Your goal: Each line of the data must be set down again without a single difference.

Supplied information:
:::::

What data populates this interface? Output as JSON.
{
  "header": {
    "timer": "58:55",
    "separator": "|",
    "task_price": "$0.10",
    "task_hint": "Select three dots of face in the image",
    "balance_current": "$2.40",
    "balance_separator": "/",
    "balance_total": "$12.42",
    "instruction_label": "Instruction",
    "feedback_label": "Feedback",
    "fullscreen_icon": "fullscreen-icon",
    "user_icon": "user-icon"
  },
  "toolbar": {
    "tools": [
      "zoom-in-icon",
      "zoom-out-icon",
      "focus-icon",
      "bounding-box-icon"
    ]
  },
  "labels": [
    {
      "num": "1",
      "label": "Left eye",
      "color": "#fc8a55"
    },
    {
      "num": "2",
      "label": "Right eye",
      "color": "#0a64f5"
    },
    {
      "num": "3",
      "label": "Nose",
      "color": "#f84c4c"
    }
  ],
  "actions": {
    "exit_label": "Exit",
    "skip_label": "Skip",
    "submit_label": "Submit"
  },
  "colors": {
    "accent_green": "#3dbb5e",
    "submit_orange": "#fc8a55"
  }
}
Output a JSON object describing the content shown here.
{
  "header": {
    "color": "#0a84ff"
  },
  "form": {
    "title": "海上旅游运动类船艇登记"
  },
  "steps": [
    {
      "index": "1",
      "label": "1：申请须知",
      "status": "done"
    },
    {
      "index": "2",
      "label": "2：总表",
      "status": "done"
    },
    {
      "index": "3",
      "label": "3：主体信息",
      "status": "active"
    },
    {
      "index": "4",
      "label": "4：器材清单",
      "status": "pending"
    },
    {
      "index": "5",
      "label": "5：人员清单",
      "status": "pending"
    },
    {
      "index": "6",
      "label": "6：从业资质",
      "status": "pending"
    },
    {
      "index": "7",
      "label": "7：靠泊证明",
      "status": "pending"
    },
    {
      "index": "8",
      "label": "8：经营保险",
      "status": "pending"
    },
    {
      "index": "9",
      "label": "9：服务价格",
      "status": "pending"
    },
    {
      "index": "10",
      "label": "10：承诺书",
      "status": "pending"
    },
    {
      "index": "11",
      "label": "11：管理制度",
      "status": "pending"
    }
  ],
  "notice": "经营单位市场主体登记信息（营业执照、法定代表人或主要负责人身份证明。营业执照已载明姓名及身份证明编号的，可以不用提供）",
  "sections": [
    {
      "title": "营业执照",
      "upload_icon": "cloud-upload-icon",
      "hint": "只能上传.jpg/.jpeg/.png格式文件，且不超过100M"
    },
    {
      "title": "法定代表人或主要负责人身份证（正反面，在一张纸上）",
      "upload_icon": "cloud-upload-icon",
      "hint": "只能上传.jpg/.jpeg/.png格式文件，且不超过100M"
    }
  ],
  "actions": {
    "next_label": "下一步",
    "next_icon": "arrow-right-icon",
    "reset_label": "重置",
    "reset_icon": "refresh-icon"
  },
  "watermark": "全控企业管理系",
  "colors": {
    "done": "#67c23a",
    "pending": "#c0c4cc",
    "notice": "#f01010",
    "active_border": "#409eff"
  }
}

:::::

Answer space:
What data populates this interface? Output as JSON.
{
  "header": {
    "timer": "58:55",
    "separator": "|",
    "task_price": "$0.10",
    "task_hint": "Select three dots of face in the image",
    "balance_current": "$2.40",
    "balance_separator": "/",
    "balance_total": "$12.42",
    "instruction_label": "Instruction",
    "feedback_label": "Feedback",
    "fullscreen_icon": "fullscreen-icon",
    "user_icon": "user-icon"
  },
  "toolbar": {
    "tools": [
      "zoom-in-icon",
      "zoom-out-icon",
      "focus-icon",
      "bounding-box-icon"
    ]
  },
  "labels": [
    {
      "num": "1",
      "label": "Left eye",
      "color": "#fc8a55"
    },
    {
      "num": "2",
      "label": "Right eye",
      "color": "#0a64f5"
    },
    {
      "num": "3",
      "label": "Nose",
      "color": "#f84c4c"
    }
  ],
  "actions": {
    "exit_label": "Exit",
    "skip_label": "Skip",
    "submit_label": "Submit"
  },
  "colors": {
    "accent_green": "#3dbb5e",
    "submit_orange": "#fc8a55"
  }
}
Output a JSON object describing the content shown here.
{
  "header": {
    "color": "#0a84ff"
  },
  "form": {
    "title": "海上旅游运动类船艇登记"
  },
  "steps": [
    {
      "index": "1",
      "label": "1：申请须知",
      "status": "done"
    },
    {
      "index": "2",
      "label": "2：总表",
      "status": "done"
    },
    {
      "index": "3",
      "label": "3：主体信息",
      "status": "active"
    },
    {
      "index": "4",
      "label": "4：器材清单",
      "status": "pending"
    },
    {
      "index": "5",
      "label": "5：人员清单",
      "status": "pending"
    },
    {
      "index": "6",
      "label": "6：从业资质",
      "status": "pending"
    },
    {
      "index": "7",
      "label": "7：靠泊证明",
      "status": "pending"
    },
    {
      "index": "8",
      "label": "8：经营保险",
      "status": "pending"
    },
    {
      "index": "9",
      "label": "9：服务价格",
      "status": "pending"
    },
    {
      "index": "10",
      "label": "10：承诺书",
      "status": "pending"
    },
    {
      "index": "11",
      "label": "11：管理制度",
      "status": "pending"
    }
  ],
  "notice": "经营单位市场主体登记信息（营业执照、法定代表人或主要负责人身份证明。营业执照已载明姓名及身份证明编号的，可以不用提供）",
  "sections": [
    {
      "title": "营业执照",
      "upload_icon": "cloud-upload-icon",
      "hint": "只能上传.jpg/.jpeg/.png格式文件，且不超过100M"
    },
    {
      "title": "法定代表人或主要负责人身份证（正反面，在一张纸上）",
      "upload_icon": "cloud-upload-icon",
      "hint": "只能上传.jpg/.jpeg/.png格式文件，且不超过100M"
    }
  ],
  "actions": {
    "next_label": "下一步",
    "next_icon": "arrow-right-icon",
    "reset_label": "重置",
    "reset_icon": "refresh-icon"
  },
  "watermark": "全控企业管理系",
  "colors": {
    "done": "#67c23a",
    "pending": "#c0c4cc",
    "notice": "#f01010",
    "active_border": "#409eff"
  }
}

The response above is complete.